▸ Task directions:
Lines where the string "JSON" appears are to be copied from the entries below.

____ Exercise material

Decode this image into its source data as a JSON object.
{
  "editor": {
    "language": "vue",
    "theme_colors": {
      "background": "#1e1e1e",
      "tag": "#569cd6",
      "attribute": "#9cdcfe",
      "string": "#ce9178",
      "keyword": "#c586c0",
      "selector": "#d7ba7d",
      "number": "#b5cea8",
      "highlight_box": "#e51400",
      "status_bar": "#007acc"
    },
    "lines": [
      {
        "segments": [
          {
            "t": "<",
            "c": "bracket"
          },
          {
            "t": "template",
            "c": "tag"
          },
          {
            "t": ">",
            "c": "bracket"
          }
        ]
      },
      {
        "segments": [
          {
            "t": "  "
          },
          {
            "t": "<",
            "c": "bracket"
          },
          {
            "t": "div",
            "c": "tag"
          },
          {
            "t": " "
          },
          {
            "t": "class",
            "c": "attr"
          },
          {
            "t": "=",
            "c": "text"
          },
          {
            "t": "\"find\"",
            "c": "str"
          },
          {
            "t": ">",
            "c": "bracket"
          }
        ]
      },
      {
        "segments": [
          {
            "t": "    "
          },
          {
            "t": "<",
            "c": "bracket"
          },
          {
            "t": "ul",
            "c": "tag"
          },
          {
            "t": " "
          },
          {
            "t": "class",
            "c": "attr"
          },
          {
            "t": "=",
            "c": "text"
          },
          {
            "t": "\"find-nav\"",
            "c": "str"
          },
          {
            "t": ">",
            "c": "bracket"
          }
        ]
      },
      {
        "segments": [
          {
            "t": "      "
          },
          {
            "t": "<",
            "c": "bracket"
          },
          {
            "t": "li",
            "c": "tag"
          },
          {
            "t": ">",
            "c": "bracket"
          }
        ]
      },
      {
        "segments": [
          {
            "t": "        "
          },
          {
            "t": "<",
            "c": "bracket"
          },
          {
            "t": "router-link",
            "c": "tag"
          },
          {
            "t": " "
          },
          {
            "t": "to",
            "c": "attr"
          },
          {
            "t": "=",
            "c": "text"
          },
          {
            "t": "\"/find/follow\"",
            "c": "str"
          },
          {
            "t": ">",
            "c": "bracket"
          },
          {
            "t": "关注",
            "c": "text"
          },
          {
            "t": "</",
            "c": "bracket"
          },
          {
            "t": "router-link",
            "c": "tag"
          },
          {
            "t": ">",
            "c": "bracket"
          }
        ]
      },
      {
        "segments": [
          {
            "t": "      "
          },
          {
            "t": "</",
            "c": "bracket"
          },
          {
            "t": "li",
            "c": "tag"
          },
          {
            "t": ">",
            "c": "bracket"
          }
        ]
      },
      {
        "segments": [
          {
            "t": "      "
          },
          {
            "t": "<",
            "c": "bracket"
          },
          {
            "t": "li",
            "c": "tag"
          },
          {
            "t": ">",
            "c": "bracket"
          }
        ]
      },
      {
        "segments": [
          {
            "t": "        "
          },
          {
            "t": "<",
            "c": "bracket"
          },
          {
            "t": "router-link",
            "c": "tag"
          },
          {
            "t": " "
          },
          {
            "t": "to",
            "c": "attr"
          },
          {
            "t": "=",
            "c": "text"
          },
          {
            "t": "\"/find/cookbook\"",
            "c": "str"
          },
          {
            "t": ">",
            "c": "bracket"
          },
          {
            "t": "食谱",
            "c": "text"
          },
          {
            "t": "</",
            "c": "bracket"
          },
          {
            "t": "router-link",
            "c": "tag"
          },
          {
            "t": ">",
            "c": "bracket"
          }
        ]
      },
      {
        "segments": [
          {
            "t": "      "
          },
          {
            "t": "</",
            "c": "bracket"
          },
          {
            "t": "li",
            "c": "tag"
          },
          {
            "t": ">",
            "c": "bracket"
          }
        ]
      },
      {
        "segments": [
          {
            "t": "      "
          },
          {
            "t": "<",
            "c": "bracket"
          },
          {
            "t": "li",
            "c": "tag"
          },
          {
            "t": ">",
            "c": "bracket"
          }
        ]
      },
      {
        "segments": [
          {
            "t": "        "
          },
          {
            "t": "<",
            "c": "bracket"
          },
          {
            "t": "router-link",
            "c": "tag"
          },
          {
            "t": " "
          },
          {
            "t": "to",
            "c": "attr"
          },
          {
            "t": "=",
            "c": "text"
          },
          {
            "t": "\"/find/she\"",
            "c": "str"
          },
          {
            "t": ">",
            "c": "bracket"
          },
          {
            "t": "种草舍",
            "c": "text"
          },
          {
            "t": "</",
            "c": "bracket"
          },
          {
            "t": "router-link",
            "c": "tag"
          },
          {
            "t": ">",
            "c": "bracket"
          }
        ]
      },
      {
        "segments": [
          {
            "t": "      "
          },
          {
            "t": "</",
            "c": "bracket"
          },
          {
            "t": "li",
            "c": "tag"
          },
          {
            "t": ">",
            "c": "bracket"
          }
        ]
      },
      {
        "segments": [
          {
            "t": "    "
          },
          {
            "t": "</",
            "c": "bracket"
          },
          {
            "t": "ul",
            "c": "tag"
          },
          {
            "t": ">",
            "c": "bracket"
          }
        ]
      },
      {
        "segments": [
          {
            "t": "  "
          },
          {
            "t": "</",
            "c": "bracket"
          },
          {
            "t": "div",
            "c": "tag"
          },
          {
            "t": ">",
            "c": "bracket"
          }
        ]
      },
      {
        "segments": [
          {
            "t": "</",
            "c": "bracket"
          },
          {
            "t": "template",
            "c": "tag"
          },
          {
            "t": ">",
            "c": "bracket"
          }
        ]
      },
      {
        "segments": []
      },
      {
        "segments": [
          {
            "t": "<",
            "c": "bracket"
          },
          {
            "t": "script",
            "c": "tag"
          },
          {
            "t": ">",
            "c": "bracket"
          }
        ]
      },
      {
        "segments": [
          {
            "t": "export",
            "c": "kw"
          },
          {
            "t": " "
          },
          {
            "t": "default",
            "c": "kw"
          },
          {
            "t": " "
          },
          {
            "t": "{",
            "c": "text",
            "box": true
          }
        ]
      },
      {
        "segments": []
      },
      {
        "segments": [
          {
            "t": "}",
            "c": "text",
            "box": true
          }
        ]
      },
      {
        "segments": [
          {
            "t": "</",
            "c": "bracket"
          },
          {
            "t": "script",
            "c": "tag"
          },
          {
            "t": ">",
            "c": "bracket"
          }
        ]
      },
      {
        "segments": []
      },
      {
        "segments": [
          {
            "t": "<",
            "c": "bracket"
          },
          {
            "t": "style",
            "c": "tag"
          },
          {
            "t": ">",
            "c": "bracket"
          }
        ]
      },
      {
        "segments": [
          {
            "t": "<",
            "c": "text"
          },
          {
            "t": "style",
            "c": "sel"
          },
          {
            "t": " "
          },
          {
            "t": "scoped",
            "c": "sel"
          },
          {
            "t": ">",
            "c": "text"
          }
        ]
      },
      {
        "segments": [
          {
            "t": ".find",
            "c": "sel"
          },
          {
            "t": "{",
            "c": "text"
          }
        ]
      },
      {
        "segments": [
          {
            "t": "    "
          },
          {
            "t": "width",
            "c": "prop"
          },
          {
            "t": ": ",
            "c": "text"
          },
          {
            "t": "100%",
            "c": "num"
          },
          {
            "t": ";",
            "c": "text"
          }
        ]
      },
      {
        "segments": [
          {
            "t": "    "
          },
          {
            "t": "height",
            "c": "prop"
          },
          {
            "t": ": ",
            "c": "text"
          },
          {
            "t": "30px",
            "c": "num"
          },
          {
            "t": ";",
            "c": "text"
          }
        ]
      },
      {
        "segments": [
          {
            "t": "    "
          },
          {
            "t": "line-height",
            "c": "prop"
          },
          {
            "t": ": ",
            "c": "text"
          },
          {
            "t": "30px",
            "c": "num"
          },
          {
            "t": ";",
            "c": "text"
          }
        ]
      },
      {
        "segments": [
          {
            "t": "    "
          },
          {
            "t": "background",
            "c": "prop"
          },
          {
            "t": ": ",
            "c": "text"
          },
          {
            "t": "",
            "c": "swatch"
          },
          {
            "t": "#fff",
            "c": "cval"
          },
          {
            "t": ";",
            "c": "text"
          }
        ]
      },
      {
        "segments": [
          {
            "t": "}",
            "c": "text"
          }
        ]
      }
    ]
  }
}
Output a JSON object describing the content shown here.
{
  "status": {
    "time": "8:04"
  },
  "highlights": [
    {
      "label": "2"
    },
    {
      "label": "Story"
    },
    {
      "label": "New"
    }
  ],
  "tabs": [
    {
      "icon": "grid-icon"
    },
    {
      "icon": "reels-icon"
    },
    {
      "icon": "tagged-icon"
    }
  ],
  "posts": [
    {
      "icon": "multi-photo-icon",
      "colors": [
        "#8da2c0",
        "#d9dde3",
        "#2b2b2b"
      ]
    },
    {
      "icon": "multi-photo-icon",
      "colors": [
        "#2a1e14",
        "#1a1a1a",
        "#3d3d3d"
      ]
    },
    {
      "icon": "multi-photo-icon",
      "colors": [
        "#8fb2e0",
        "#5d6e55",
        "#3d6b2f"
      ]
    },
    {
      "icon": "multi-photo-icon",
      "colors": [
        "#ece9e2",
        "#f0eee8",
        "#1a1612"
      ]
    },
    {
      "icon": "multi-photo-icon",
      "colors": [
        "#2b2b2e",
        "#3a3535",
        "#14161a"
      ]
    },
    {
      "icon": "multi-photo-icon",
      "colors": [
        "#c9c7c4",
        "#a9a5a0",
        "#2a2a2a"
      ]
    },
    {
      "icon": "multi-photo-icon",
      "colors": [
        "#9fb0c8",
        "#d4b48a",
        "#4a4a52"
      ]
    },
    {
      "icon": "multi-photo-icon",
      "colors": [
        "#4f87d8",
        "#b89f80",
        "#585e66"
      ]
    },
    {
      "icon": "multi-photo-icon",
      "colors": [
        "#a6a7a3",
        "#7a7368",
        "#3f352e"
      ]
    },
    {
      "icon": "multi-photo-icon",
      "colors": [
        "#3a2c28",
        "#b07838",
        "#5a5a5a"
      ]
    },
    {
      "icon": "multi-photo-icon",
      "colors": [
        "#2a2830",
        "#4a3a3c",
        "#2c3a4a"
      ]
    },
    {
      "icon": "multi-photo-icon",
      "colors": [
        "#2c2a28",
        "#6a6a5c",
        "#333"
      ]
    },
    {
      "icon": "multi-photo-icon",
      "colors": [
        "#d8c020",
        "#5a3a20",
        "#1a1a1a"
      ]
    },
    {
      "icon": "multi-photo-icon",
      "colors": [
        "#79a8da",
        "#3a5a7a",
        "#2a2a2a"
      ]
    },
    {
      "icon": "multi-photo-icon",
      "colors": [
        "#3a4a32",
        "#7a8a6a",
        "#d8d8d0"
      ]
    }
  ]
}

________

▸ Answer section:
Decode this image into its source data as a JSON object.
Output a JSON object describing the content shown here.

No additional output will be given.